When you’re yinning, you’re winning. That’s what we like to say around here, anyways. But in all seriousness, yin yoga is an incredible way to relieve physical, emotional and mental stress. It opens up your body in ways that a regular asana doesn’t always do, and is super complementary to any practice or athletic adventure. The practice below is designed to work and open your whole body. Follow along for some (much-needed) stress release.
Sit on your heels, legs tucked under you. Now, tuck your toes so that your toes are against the mat and you’re high on the balls of your feet. Stay seated on your heels or place a block, pillow or blanket under your bum to relieve some pressure in the knees and feet.
Toes touch together, knees come to the outer edges of your mat as you lay yourself forward. Rest your forehead on the mat, arms outstretched.
Lie on your belly with your legs outstretched behind you. Press the tops of your feet and toenails into the mat. Bring your arms forward to rest on your forearms; shoulders are stacked on top of your elbows and your palms face down. Pull your chest forward and shoulder blades together, and engage your belly.
Lie on your belly with your legs straight. Stack your hands under your head and slide one knee along the ground toward your elbow. Repeat on other side.
Come to a tabletop position, with your shoulders stacked over your wrists, and your hips stacked over your knees. From a flat back and on the inhale, tilt your tailbone up, draw your chest forward and lift your gaze to the ceiling. As you exhale, tuck your tailbone, round the spine and take your gaze to the floor. That’s one cycle. If you have sensitive knees, you can do this exercise seated, drawing the chest forward on the inhale, then rounding the spine on the exhale.
Come into a low lunge with your right leg forward and left leg behind. Walk your right foot out to the edge of your mat. Plant your hands on the inside of the right foot, so that they’re right underneath your shoulders. You can always come down onto forearms here if that space is available. Option to roll onto the blade of your right foot to increase the stretch in the right hip and inner thigh.

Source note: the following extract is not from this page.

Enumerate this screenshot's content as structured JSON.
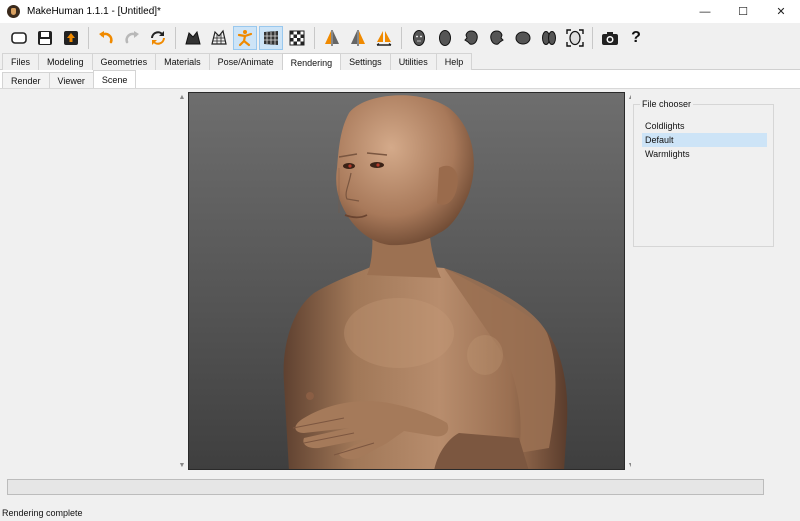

Press down firmly into the hands to push the body back and hips up to the sky. Work to keep the body in one long line from the top of the head to the hips. The heels work to press down into the ground and legs straighten as much as possible.
Come into a low lunge with your left leg forward and right leg behind. Walk your left foot out to the edge of your mat. Plant your hands on the inside of the left foot, so that they’re right underneath your shoulders. You can always come down onto forearms here if that space is available. Option to roll onto the blade of your left foot to increase the stretch in the left hip and inner thigh.
Start in tabletop. Cross one leg in front of the other so your knees are stacked on top of each other. Sit back on your bum, keeping your legs crossed. Your knees should still be essentially on top of each other. You can pull your feet forward, away from your seat to get deeper into the hips. Hinge forward over your legs to get a deeper stretch in the outside of your hips.
Sit with your legs extended in front of you, toes flexing back toward your face. Hinge at your hips and lower your belly towards your legs. Take as much of a bend in your knees as you need to get your belly resting on your legs, and let your arms fall down alongside your legs. This pose is more about having your tummy against your legs than it is about reaching your toes.
Lie on your back with your legs stretched long. Hug your right knee into your chest and extend your right arm out to the side. Keep your left hip on the floor and draw your right knee across your body towards the left. Pull your right shoulder down to the floor. You can place a block or other prop under your right knee to support it if it doesn’t touch the ground. Repeat on the other side.
Lay back and let your body soak up all the goodness from your practice. Stay here for as long as you like, or a minimum of 10 breaths.